**What this task involves**
A verbatim copy of the data is wanted, minus any picture in it.

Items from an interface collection
_____
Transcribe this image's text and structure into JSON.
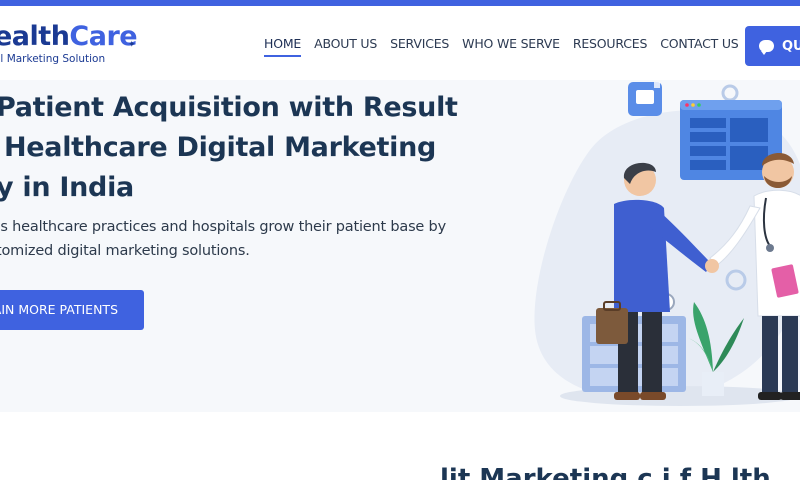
{
  "brand": {
    "name_part1": "ealth",
    "name_part2": "Care",
    "tagline": "al Marketing Solution",
    "accent_color": "#3f62e0",
    "dark_color": "#1b3a93"
  },
  "nav": {
    "items": [
      {
        "label": "HOME",
        "active": true
      },
      {
        "label": "ABOUT US",
        "active": false
      },
      {
        "label": "SERVICES",
        "active": false
      },
      {
        "label": "WHO WE SERVE",
        "active": false
      },
      {
        "label": "RESOURCES",
        "active": false
      },
      {
        "label": "CONTACT US",
        "active": false
      }
    ],
    "quote_button": {
      "label": "QU",
      "icon": "chat-bubble-icon"
    }
  },
  "hero": {
    "title_line1": "Patient Acquisition with Result",
    "title_line2": "Healthcare Digital Marketing",
    "title_line3": "y in India",
    "subtitle_line1": "’s healthcare practices and hospitals grow their patient base by",
    "subtitle_line2": "tomized digital marketing solutions.",
    "cta_label": "AIN MORE PATIENTS",
    "illustration": "doctor-patient-handshake-illustration"
  },
  "below": {
    "partial_heading": "lit      Marketing      c i       f        H  lth     "
  }
}
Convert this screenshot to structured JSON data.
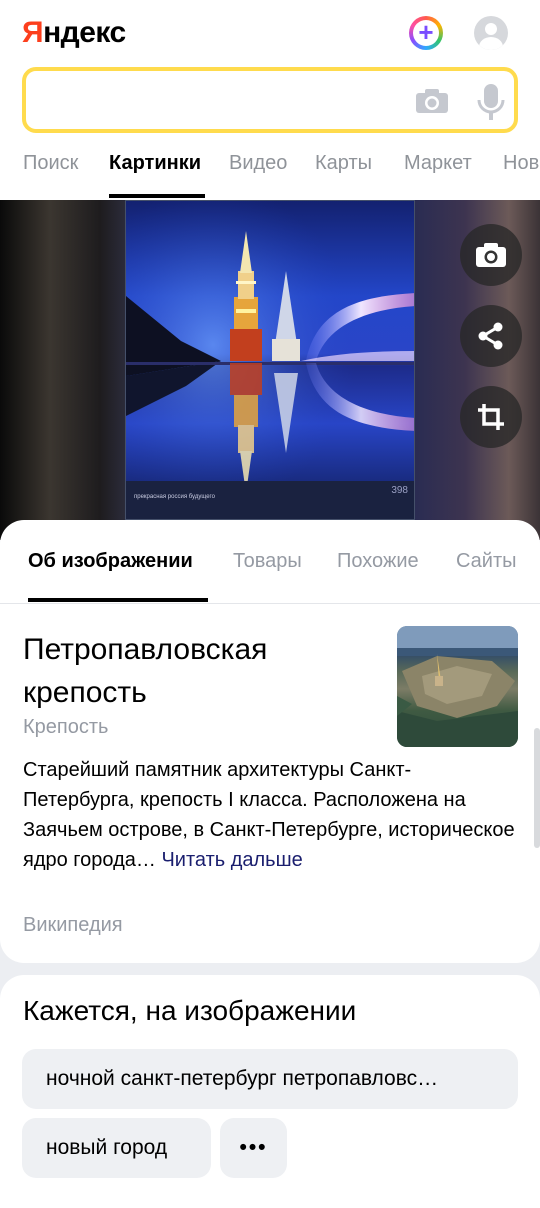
{
  "header": {
    "logo_text": "Яндекс",
    "search": {
      "value": "",
      "placeholder": ""
    },
    "tabs": [
      {
        "label": "Поиск",
        "active": false
      },
      {
        "label": "Картинки",
        "active": true
      },
      {
        "label": "Видео",
        "active": false
      },
      {
        "label": "Карты",
        "active": false
      },
      {
        "label": "Маркет",
        "active": false
      },
      {
        "label": "Нов",
        "active": false
      }
    ]
  },
  "viewer": {
    "caption": "прекрасная россия будущего",
    "number": "398",
    "actions": [
      "camera-icon",
      "share-icon",
      "crop-icon"
    ]
  },
  "info": {
    "tabs": [
      {
        "label": "Об изображении",
        "active": true
      },
      {
        "label": "Товары",
        "active": false
      },
      {
        "label": "Похожие",
        "active": false
      },
      {
        "label": "Сайты",
        "active": false
      }
    ],
    "title": "Петропавловская крепость",
    "subtitle": "Крепость",
    "description": "Старейший памятник архитектуры Санкт-Петербурга, крепость I класса. Расположена на Заячьем острове, в Санкт-Петербурге, историческое ядро города…",
    "read_more": "Читать дальше",
    "source": "Википедия"
  },
  "seems": {
    "title": "Кажется, на изображении",
    "chips": [
      "ночной санкт-петербург петропавловс…",
      "новый город"
    ],
    "more": "•••"
  },
  "colors": {
    "accent_yellow": "#ffdb4d",
    "logo_red": "#fc3f1d",
    "muted_text": "#959aa3",
    "link": "#1a1e6e"
  }
}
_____
**Response for this exercise**
Transcribe this image's text and structure into JSON.
{
  "brand": {
    "name_part1": "ealth",
    "name_part2": "Care",
    "tagline": "al Marketing Solution",
    "accent_color": "#3f62e0",
    "dark_color": "#1b3a93"
  },
  "nav": {
    "items": [
      {
        "label": "HOME",
        "active": true
      },
      {
        "label": "ABOUT US",
        "active": false
      },
      {
        "label": "SERVICES",
        "active": false
      },
      {
        "label": "WHO WE SERVE",
        "active": false
      },
      {
        "label": "RESOURCES",
        "active": false
      },
      {
        "label": "CONTACT US",
        "active": false
      }
    ],
    "quote_button": {
      "label": "QU",
      "icon": "chat-bubble-icon"
    }
  },
  "hero": {
    "title_line1": "Patient Acquisition with Result",
    "title_line2": "Healthcare Digital Marketing",
    "title_line3": "y in India",
    "subtitle_line1": "’s healthcare practices and hospitals grow their patient base by",
    "subtitle_line2": "tomized digital marketing solutions.",
    "cta_label": "AIN MORE PATIENTS",
    "illustration": "doctor-patient-handshake-illustration"
  },
  "below": {
    "partial_heading": "lit      Marketing      c i       f        H  lth     "
  }
}
Convert this screenshot to structured JSON data.
{
  "header": {
    "logo_text": "Яндекс",
    "search": {
      "value": "",
      "placeholder": ""
    },
    "tabs": [
      {
        "label": "Поиск",
        "active": false
      },
      {
        "label": "Картинки",
        "active": true
      },
      {
        "label": "Видео",
        "active": false
      },
      {
        "label": "Карты",
        "active": false
      },
      {
        "label": "Маркет",
        "active": false
      },
      {
        "label": "Нов",
        "active": false
      }
    ]
  },
  "viewer": {
    "caption": "прекрасная россия будущего",
    "number": "398",
    "actions": [
      "camera-icon",
      "share-icon",
      "crop-icon"
    ]
  },
  "info": {
    "tabs": [
      {
        "label": "Об изображении",
        "active": true
      },
      {
        "label": "Товары",
        "active": false
      },
      {
        "label": "Похожие",
        "active": false
      },
      {
        "label": "Сайты",
        "active": false
      }
    ],
    "title": "Петропавловская крепость",
    "subtitle": "Крепость",
    "description": "Старейший памятник архитектуры Санкт-Петербурга, крепость I класса. Расположена на Заячьем острове, в Санкт-Петербурге, историческое ядро города…",
    "read_more": "Читать дальше",
    "source": "Википедия"
  },
  "seems": {
    "title": "Кажется, на изображении",
    "chips": [
      "ночной санкт-петербург петропавловс…",
      "новый город"
    ],
    "more": "•••"
  },
  "colors": {
    "accent_yellow": "#ffdb4d",
    "logo_red": "#fc3f1d",
    "muted_text": "#959aa3",
    "link": "#1a1e6e"
  }
}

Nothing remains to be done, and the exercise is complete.